Graffiti on a house in Huaguang Community, another military dependents village.

Toad Mountain was, like Huaguang earlier that year, under threat of destruction. The issue of land ownership and residency of these villages is complex. In many, while residents owned the buildings, the government owned the land, and people were forbidden from demolishing and rebuilding their homes. This led to villages retaining their old style appearance, but also for the buildings to become increasingly rundown. Successive governments have redeveloped many villages, as often they sit on prime real estate. The government often gave little consideration to the lives of the residents. Those in Huaguang faced lawsuits and intimidation and finally lost their homes with little or no compensation. In Toad Mountain the neighboring university bought up some of the village land and evicted the residents in the lower parts of the village. They intended to raze the village and build student dormitories. Villagers who refused were faced with litigation. A grassroots movement, fighting with the villagers to save the village formed. The Toad Mountain art festival was one such event designed to raise the profile of the village. 

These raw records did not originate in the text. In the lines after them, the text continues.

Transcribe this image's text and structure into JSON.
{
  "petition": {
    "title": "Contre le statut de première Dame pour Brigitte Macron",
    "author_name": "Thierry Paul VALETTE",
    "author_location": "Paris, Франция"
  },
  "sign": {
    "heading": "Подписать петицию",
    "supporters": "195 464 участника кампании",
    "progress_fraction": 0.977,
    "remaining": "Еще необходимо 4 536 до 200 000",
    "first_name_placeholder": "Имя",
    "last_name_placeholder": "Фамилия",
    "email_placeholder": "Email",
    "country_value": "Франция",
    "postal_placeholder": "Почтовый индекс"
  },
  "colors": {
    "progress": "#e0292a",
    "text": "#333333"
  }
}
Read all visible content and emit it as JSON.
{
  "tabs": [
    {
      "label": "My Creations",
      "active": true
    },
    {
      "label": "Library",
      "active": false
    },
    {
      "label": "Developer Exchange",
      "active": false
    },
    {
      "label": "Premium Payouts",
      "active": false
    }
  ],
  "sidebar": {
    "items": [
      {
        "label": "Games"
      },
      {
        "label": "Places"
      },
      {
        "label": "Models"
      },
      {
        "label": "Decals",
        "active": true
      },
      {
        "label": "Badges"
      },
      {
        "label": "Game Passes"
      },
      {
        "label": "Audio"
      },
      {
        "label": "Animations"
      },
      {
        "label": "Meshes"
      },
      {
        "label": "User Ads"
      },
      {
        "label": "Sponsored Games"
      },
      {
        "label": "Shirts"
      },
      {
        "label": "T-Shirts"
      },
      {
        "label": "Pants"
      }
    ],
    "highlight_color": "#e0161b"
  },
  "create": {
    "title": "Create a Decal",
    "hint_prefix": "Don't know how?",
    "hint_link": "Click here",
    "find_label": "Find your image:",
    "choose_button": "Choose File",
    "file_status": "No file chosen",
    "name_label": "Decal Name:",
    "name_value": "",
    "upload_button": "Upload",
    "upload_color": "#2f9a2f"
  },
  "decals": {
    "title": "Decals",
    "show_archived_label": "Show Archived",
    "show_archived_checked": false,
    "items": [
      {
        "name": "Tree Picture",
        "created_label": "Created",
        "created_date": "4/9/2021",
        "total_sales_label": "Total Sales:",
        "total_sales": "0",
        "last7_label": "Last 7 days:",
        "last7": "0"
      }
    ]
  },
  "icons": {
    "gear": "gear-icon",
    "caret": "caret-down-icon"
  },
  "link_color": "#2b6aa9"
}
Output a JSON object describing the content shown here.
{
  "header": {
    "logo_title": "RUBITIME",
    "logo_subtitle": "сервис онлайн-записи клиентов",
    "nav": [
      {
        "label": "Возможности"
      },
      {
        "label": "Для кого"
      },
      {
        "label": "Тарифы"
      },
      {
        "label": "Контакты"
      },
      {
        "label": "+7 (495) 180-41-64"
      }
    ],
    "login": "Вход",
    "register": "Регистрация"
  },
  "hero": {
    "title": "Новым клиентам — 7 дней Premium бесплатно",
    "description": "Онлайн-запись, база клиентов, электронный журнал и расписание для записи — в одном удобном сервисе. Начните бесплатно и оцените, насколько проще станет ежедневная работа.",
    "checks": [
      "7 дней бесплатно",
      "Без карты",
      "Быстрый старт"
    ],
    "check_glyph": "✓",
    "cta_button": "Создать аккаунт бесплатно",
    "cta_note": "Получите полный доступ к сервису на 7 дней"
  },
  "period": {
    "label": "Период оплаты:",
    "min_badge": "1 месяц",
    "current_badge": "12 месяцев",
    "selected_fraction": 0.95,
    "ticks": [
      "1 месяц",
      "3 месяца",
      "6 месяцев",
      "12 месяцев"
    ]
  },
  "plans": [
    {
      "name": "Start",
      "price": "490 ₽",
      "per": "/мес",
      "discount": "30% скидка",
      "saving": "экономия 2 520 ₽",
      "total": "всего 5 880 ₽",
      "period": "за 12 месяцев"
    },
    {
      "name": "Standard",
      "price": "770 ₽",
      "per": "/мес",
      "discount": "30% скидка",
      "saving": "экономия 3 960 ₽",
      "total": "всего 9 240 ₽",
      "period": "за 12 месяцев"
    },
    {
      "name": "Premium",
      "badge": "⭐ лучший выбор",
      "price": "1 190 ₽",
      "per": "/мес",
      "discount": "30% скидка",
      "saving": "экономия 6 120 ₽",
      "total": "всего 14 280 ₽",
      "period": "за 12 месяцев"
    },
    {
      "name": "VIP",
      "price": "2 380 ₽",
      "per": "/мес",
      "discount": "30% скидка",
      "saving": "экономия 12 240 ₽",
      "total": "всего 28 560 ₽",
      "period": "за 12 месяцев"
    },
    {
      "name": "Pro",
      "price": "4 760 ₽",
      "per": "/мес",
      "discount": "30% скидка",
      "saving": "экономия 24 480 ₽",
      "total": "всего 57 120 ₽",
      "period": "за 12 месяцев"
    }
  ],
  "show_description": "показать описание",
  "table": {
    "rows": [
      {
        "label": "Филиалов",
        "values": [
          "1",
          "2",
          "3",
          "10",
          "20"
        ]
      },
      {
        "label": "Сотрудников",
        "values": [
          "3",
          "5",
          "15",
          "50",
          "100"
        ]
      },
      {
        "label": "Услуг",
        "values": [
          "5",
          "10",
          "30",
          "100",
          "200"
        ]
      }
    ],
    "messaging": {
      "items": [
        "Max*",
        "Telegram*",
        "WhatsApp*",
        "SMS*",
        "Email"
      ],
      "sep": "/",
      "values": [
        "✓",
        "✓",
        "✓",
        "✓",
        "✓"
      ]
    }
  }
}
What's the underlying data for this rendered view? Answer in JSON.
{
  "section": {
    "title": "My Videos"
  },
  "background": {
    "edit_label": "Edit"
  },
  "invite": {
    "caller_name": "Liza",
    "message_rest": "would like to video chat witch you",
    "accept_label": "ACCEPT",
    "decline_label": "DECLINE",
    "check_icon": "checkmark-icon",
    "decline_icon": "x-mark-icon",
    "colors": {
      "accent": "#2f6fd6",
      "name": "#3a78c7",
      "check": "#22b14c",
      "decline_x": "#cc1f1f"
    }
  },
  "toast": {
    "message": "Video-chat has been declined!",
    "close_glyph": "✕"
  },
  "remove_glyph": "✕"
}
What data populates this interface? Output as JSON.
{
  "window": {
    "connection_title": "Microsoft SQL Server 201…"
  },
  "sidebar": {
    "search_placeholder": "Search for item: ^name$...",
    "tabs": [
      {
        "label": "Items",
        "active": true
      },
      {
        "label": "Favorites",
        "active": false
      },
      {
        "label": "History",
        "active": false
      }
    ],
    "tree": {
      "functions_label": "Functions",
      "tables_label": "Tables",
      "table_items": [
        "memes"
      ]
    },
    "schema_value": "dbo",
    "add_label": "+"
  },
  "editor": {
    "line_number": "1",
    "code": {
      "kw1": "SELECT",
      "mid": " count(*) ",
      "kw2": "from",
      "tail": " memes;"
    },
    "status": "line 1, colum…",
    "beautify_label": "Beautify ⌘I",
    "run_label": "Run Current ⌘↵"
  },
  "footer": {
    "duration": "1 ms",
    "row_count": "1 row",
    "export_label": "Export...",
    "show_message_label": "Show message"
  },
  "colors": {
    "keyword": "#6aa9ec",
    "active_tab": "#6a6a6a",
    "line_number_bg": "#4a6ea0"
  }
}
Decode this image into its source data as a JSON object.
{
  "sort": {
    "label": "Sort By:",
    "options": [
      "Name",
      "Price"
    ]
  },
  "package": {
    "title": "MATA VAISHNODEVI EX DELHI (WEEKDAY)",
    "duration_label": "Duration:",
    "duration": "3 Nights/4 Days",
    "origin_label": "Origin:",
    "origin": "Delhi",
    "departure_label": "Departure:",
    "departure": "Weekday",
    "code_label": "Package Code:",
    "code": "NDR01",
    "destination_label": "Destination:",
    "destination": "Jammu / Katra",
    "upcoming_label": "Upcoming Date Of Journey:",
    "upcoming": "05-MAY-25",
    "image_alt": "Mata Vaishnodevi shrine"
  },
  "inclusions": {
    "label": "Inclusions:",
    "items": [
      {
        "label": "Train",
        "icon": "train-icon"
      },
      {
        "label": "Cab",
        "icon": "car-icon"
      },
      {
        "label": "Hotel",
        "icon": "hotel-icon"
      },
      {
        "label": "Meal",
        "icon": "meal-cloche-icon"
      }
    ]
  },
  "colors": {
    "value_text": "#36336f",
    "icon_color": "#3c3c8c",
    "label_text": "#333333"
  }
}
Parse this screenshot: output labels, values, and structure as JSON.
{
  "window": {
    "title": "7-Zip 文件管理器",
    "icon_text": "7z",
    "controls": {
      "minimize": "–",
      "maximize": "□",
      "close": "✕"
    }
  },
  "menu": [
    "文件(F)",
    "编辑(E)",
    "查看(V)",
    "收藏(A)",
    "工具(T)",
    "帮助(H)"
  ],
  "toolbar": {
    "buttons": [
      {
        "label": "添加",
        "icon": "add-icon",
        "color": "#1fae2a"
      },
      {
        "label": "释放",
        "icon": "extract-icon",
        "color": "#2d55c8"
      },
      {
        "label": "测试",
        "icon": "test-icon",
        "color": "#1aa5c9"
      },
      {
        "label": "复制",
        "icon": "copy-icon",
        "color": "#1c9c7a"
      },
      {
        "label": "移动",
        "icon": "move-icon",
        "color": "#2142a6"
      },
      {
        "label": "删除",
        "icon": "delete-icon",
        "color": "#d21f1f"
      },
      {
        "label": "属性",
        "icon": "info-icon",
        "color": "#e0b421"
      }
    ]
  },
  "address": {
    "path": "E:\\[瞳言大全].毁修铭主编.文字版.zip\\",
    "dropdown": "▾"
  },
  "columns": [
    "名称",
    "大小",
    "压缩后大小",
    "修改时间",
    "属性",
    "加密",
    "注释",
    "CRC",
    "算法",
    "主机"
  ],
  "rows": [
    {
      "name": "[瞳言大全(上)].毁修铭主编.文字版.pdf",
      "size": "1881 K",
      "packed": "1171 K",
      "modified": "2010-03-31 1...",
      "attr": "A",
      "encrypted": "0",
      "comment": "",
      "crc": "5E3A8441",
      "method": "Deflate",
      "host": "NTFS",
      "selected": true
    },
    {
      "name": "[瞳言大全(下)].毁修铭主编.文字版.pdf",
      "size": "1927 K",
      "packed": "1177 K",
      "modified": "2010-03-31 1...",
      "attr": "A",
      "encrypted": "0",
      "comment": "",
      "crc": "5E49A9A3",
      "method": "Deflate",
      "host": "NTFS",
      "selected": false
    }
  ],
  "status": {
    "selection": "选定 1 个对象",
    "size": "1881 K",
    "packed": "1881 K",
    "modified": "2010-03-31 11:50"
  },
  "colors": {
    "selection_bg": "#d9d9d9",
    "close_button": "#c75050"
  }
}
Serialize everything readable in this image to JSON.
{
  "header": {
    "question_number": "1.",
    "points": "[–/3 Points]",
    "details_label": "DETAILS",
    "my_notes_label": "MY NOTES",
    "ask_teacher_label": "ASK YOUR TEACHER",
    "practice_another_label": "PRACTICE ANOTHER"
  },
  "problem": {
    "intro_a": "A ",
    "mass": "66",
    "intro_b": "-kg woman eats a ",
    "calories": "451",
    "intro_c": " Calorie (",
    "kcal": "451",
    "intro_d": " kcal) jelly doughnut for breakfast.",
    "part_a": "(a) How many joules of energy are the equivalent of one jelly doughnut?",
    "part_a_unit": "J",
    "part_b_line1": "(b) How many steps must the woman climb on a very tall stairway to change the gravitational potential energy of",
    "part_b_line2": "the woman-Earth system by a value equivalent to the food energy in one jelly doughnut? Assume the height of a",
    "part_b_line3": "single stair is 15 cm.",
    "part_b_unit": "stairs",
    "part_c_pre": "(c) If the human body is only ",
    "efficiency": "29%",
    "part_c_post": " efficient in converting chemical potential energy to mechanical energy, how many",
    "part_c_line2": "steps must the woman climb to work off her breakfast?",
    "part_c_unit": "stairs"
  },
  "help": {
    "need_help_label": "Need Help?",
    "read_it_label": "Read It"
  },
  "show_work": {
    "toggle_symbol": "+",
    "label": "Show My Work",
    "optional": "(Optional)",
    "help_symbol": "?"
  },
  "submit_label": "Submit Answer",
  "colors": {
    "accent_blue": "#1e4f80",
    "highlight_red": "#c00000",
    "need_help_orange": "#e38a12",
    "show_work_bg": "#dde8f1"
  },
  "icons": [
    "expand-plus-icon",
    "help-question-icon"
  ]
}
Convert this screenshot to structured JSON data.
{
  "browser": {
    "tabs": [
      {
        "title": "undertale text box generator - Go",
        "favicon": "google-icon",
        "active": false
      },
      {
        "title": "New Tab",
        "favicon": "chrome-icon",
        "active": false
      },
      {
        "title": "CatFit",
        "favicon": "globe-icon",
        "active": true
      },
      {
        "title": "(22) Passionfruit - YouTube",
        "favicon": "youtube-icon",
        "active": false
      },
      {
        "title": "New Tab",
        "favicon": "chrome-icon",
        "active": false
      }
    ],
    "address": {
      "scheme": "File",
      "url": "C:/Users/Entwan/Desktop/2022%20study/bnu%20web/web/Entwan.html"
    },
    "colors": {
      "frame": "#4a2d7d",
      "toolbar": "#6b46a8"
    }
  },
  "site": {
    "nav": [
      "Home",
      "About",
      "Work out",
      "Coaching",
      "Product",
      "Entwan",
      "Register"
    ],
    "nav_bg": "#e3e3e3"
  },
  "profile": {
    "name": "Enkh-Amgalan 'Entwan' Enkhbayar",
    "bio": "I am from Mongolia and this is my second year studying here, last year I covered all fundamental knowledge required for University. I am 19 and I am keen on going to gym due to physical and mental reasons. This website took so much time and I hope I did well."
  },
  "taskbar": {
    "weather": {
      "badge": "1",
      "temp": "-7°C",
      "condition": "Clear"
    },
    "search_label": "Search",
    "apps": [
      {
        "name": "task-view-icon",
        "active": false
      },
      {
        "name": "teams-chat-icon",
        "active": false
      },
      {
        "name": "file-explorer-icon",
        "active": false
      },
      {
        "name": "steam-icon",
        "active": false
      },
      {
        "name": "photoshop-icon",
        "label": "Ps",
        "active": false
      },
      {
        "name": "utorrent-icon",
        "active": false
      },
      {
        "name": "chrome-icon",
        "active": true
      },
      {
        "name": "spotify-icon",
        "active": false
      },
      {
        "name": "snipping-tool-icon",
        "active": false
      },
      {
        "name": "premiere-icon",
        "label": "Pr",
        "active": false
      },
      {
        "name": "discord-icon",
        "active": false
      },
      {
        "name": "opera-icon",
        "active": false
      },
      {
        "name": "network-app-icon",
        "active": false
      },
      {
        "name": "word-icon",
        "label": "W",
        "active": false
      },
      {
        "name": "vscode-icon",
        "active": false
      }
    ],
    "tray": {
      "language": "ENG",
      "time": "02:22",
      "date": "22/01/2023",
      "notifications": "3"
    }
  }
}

I didn't really know what to expect at the village. But I don't know if it was the gorgeous weather that day, meeting a lot of interesting people, exploring the abandoned houses and narrow alleys, or just the peace and character of the place, but I instantly really liked it and began working out how to draw it. The village looks chaotic and clings to the base of the hill. Most of the homes are a little ramshackle and look well lived in. The older residents are mostly from China with distinct accents. It feels miles away from Taipei city yet it's just a ten minute walk from Gongguan station. 

One of the abandoned houses I spent a lot of time drawing Toad Mountain in. I didn't use the bathroom facilities.

Over the next couple of months I spent a lot of time photographing, exploring, and drawing the village. Often in the day it was quiet, and I had the houses and lanes to myself. At 4:30 each day a group of villagers would practice square dancing to the same scratchy CD. I added them into the final map, along with some of the other villagers and dogs I met. The final map can be seen below. 

Toad Mountain overview

Toad Mountain overview

After I finished the map the Toad Mountain residents and supporters used it and other works to lobby the government for it's protection. I returned to the village a few times, kinda just to wander and check on things. Another day some friends filmed a documentary and we explored the mountain behind (see this post about the Toad Mountain Military Bunkers and Tunnels). The documentary can be seen below:

Little more than a few months ago the government designated Toad Mountain a cultural landscape. This saves it from demolition and keeps the villagers together. The lawsuits against certain residents failed as well. I was relieved as I'd also grown quite attached to it. It was nice being there a few weeks ago knowing that the village was victorious. I'm not sure exactly what the future holds for it. The Ministry of Defense has since secured many of the houses, but a fair few are still open. I personally hope to see it left mostly as is, perhaps with a small museum detailing life in the village, but without disturbance to the residents. I realize that most heritage in Taiwan doesn't stay that way, with many places turned into sterile shopping locations with no real connection to their past (e.g Huashan). So while I'm happy that the village is saved, I'm still waiting to see in what way. 

(Update Sept 2016 - I had a little wander around the village this month. It seems little changed. A development sign has gone up where the university hopes to convert a few of the lower houses to a kitchen, and clubhouse. There are still problems however, it seems the university want to let many of the other houses break down so they can demolish them. It also seems not all the court cases against the villagers have been settled yet. I hope things go well for the village!).  

Toad Mountain houses in pre-typhoon sunshine, Sept 2016

Toad Mountain houses in pre-typhoon sunshine, Sept 2016